§ **Problem details**:
Your task is to copy every line of the records below that contains "name".

§ **Records provided**:
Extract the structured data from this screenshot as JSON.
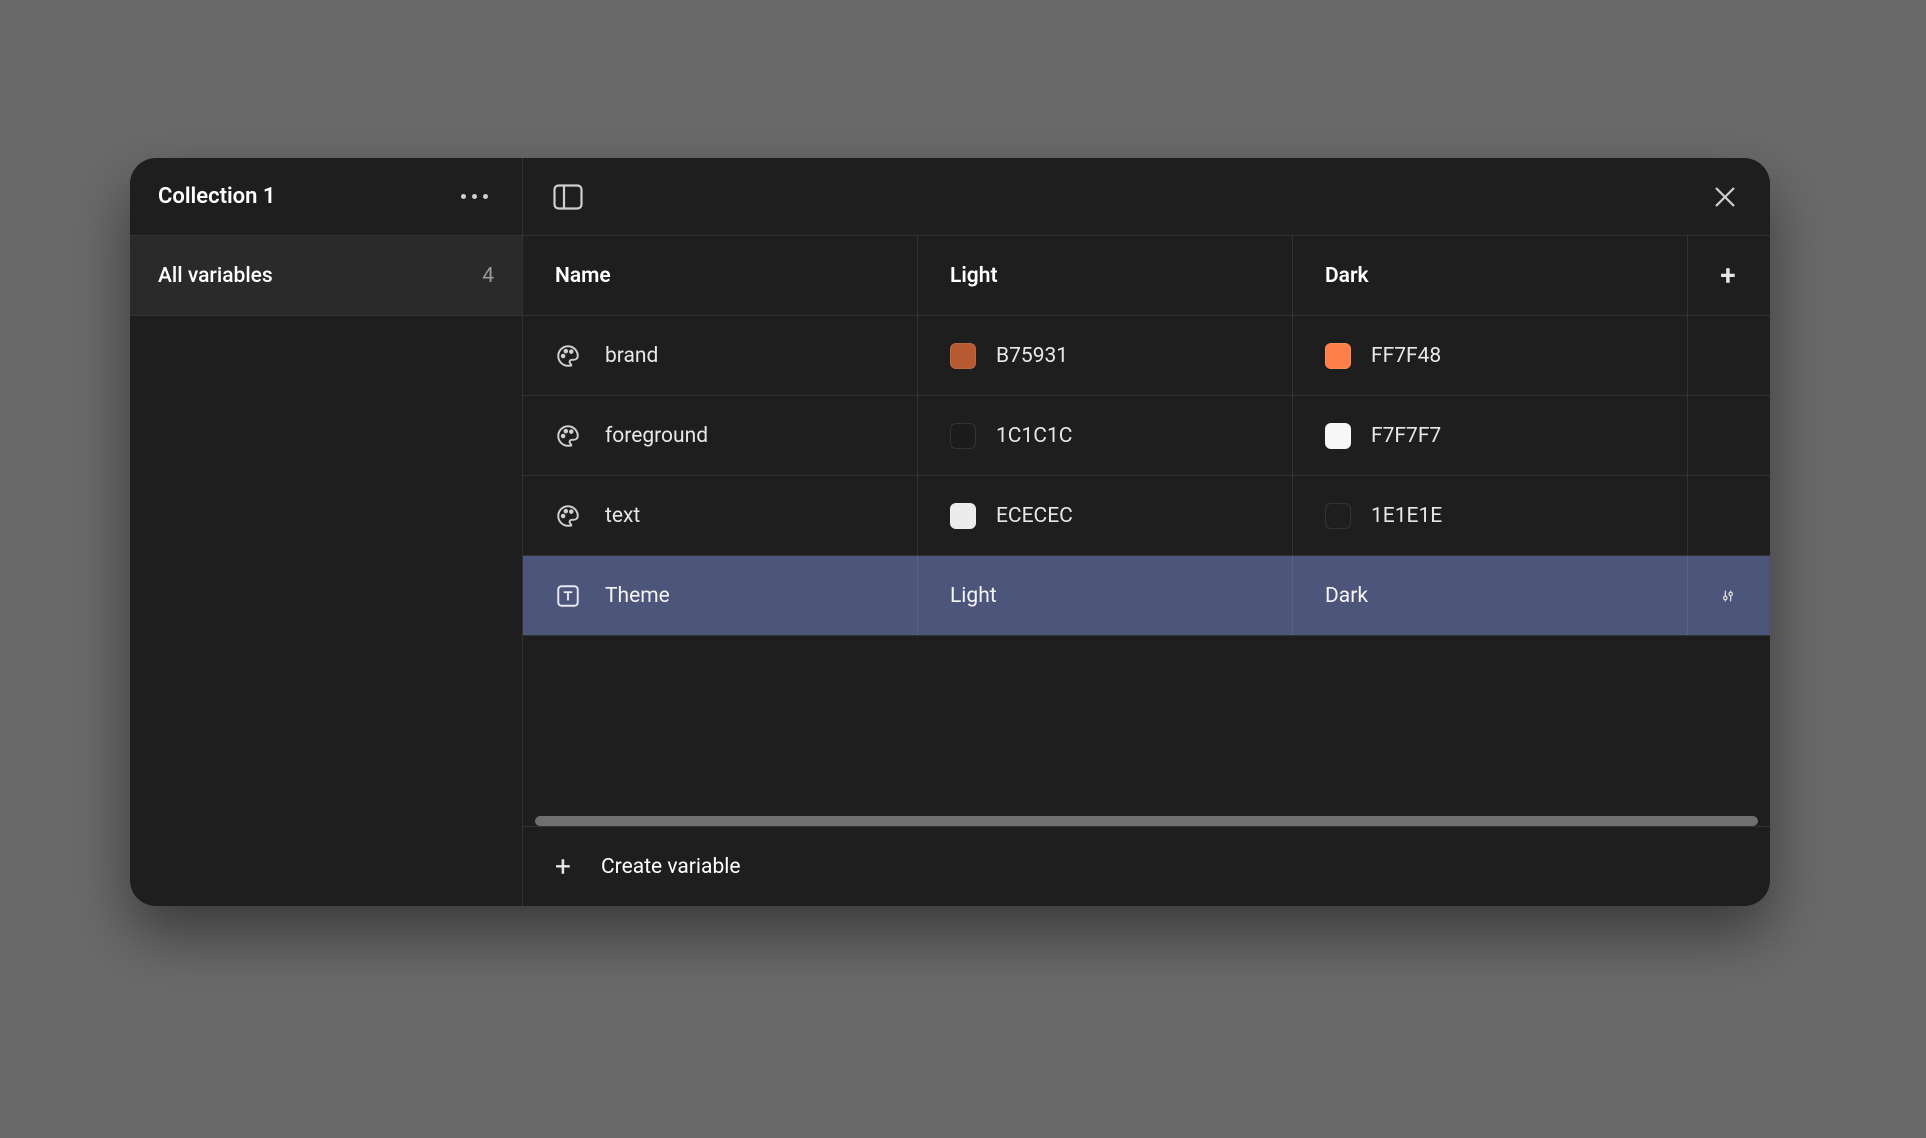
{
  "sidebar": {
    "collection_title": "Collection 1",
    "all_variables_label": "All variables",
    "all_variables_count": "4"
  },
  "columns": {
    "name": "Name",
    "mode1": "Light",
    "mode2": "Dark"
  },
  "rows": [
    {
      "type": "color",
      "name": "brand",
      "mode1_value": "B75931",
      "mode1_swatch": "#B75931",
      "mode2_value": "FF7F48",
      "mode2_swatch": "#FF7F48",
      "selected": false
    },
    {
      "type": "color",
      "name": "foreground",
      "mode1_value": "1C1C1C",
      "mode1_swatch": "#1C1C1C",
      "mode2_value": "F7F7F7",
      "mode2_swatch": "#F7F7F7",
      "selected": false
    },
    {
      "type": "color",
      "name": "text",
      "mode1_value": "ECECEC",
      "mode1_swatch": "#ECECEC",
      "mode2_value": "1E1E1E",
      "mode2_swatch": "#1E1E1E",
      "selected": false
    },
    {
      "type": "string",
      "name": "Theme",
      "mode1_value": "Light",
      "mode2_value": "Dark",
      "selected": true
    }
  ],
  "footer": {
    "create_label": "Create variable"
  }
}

§ **Answer area**:
    "name": "Name",
      "name": "brand",
      "name": "foreground",
      "name": "text",
      "name": "Theme",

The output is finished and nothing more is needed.